__Your assignment__. Drop every picture. Return the rest of the entries exactly.

__Dataset content__.
━━━━━━

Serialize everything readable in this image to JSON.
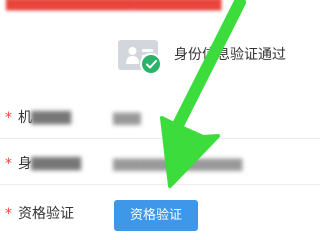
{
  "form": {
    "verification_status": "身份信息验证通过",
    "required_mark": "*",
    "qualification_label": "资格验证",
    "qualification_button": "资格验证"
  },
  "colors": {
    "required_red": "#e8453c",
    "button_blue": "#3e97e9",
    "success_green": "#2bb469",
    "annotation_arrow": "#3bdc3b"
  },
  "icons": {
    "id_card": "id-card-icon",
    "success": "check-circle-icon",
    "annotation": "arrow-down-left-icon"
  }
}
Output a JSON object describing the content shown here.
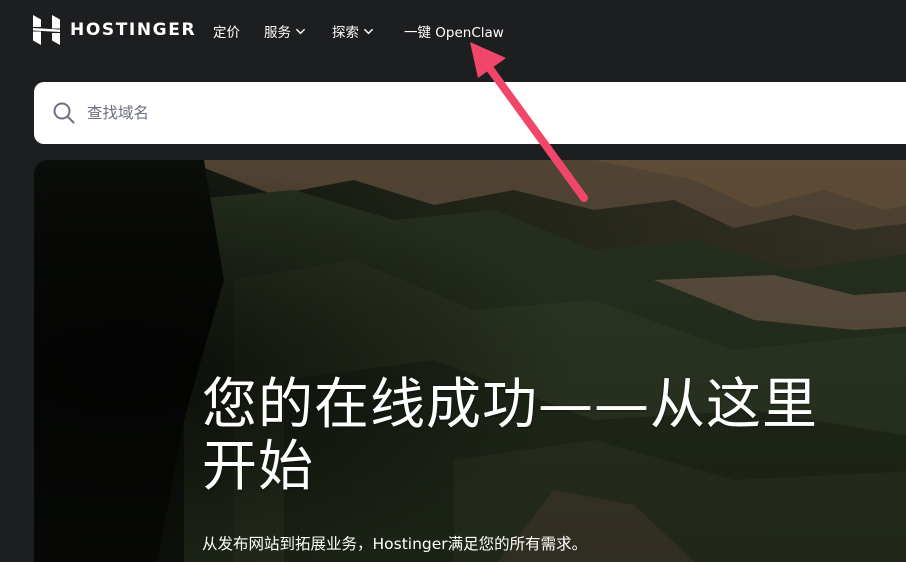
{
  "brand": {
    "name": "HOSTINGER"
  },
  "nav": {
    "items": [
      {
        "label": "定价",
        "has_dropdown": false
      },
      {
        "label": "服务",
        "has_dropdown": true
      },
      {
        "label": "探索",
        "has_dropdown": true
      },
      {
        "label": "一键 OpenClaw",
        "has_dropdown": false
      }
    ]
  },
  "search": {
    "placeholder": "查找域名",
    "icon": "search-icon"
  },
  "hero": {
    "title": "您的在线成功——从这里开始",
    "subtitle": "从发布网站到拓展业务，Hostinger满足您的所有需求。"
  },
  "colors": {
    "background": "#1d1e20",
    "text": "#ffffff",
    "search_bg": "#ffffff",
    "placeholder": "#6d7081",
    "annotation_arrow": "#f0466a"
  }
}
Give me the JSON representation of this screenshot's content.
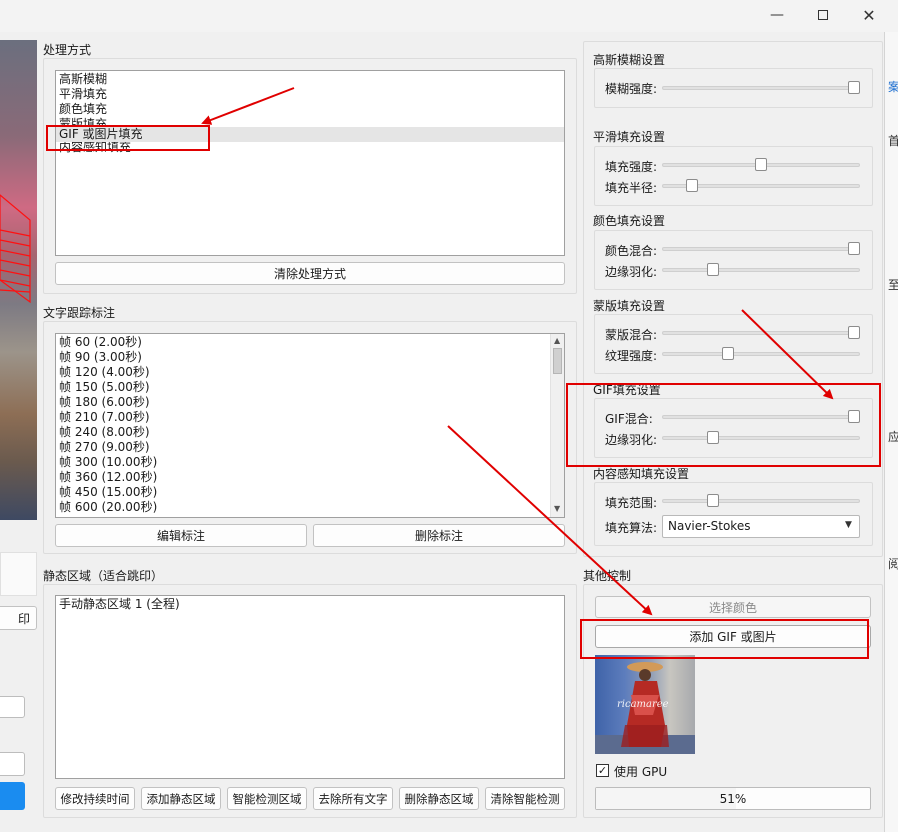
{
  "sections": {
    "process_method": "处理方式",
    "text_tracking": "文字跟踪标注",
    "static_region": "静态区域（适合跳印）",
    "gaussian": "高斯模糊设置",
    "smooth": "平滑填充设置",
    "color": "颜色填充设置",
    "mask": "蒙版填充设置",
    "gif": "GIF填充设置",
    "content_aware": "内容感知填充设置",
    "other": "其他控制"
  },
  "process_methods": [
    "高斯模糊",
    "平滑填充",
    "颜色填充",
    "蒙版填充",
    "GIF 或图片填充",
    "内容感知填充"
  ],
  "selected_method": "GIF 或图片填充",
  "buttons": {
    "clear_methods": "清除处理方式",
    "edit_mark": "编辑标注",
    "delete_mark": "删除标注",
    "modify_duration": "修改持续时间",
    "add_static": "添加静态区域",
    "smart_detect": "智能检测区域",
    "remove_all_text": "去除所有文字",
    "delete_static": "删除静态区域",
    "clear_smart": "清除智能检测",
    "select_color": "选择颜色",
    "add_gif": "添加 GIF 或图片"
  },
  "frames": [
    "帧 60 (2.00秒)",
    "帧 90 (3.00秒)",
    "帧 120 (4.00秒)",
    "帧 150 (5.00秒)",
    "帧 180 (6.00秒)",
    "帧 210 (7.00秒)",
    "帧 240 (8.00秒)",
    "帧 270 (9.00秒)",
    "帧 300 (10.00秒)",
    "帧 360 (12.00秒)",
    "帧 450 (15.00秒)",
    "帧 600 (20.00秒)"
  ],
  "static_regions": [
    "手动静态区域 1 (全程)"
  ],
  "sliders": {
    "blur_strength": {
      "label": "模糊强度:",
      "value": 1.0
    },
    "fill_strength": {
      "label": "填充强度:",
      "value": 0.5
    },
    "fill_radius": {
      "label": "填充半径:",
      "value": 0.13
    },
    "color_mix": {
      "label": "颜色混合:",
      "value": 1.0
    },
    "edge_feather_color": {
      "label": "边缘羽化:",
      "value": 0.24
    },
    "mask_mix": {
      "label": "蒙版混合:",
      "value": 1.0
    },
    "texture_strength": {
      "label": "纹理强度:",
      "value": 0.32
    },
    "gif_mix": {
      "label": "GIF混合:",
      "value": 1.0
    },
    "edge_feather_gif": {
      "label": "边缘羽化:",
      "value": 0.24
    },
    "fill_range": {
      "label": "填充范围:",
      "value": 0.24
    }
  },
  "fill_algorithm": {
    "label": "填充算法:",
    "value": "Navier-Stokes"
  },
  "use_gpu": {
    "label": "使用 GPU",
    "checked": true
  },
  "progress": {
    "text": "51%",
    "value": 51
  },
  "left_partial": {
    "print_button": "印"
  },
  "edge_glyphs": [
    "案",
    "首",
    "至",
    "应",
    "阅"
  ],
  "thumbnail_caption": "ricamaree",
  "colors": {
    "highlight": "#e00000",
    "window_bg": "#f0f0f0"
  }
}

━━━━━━

__Task solution__.
Serialize everything readable in this image to JSON.
{
  "form": {
    "verification_status": "身份信息验证通过",
    "required_mark": "*",
    "qualification_label": "资格验证",
    "qualification_button": "资格验证"
  },
  "colors": {
    "required_red": "#e8453c",
    "button_blue": "#3e97e9",
    "success_green": "#2bb469",
    "annotation_arrow": "#3bdc3b"
  },
  "icons": {
    "id_card": "id-card-icon",
    "success": "check-circle-icon",
    "annotation": "arrow-down-left-icon"
  }
}
Output a JSON object describing the content shown here.
{
  "brand": {
    "name": "HOSTINGER"
  },
  "nav": {
    "items": [
      {
        "label": "定价",
        "has_dropdown": false
      },
      {
        "label": "服务",
        "has_dropdown": true
      },
      {
        "label": "探索",
        "has_dropdown": true
      },
      {
        "label": "一键 OpenClaw",
        "has_dropdown": false
      }
    ]
  },
  "search": {
    "placeholder": "查找域名",
    "icon": "search-icon"
  },
  "hero": {
    "title": "您的在线成功——从这里开始",
    "subtitle": "从发布网站到拓展业务，Hostinger满足您的所有需求。"
  },
  "colors": {
    "background": "#1d1e20",
    "text": "#ffffff",
    "search_bg": "#ffffff",
    "placeholder": "#6d7081",
    "annotation_arrow": "#f0466a"
  }
}
Give me the JSON representation of this screenshot's content.
{
  "sections": {
    "process_method": "处理方式",
    "text_tracking": "文字跟踪标注",
    "static_region": "静态区域（适合跳印）",
    "gaussian": "高斯模糊设置",
    "smooth": "平滑填充设置",
    "color": "颜色填充设置",
    "mask": "蒙版填充设置",
    "gif": "GIF填充设置",
    "content_aware": "内容感知填充设置",
    "other": "其他控制"
  },
  "process_methods": [
    "高斯模糊",
    "平滑填充",
    "颜色填充",
    "蒙版填充",
    "GIF 或图片填充",
    "内容感知填充"
  ],
  "selected_method": "GIF 或图片填充",
  "buttons": {
    "clear_methods": "清除处理方式",
    "edit_mark": "编辑标注",
    "delete_mark": "删除标注",
    "modify_duration": "修改持续时间",
    "add_static": "添加静态区域",
    "smart_detect": "智能检测区域",
    "remove_all_text": "去除所有文字",
    "delete_static": "删除静态区域",
    "clear_smart": "清除智能检测",
    "select_color": "选择颜色",
    "add_gif": "添加 GIF 或图片"
  },
  "frames": [
    "帧 60 (2.00秒)",
    "帧 90 (3.00秒)",
    "帧 120 (4.00秒)",
    "帧 150 (5.00秒)",
    "帧 180 (6.00秒)",
    "帧 210 (7.00秒)",
    "帧 240 (8.00秒)",
    "帧 270 (9.00秒)",
    "帧 300 (10.00秒)",
    "帧 360 (12.00秒)",
    "帧 450 (15.00秒)",
    "帧 600 (20.00秒)"
  ],
  "static_regions": [
    "手动静态区域 1 (全程)"
  ],
  "sliders": {
    "blur_strength": {
      "label": "模糊强度:",
      "value": 1.0
    },
    "fill_strength": {
      "label": "填充强度:",
      "value": 0.5
    },
    "fill_radius": {
      "label": "填充半径:",
      "value": 0.13
    },
    "color_mix": {
      "label": "颜色混合:",
      "value": 1.0
    },
    "edge_feather_color": {
      "label": "边缘羽化:",
      "value": 0.24
    },
    "mask_mix": {
      "label": "蒙版混合:",
      "value": 1.0
    },
    "texture_strength": {
      "label": "纹理强度:",
      "value": 0.32
    },
    "gif_mix": {
      "label": "GIF混合:",
      "value": 1.0
    },
    "edge_feather_gif": {
      "label": "边缘羽化:",
      "value": 0.24
    },
    "fill_range": {
      "label": "填充范围:",
      "value": 0.24
    }
  },
  "fill_algorithm": {
    "label": "填充算法:",
    "value": "Navier-Stokes"
  },
  "use_gpu": {
    "label": "使用 GPU",
    "checked": true
  },
  "progress": {
    "text": "51%",
    "value": 51
  },
  "left_partial": {
    "print_button": "印"
  },
  "edge_glyphs": [
    "案",
    "首",
    "至",
    "应",
    "阅"
  ],
  "thumbnail_caption": "ricamaree",
  "colors": {
    "highlight": "#e00000",
    "window_bg": "#f0f0f0"
  }
}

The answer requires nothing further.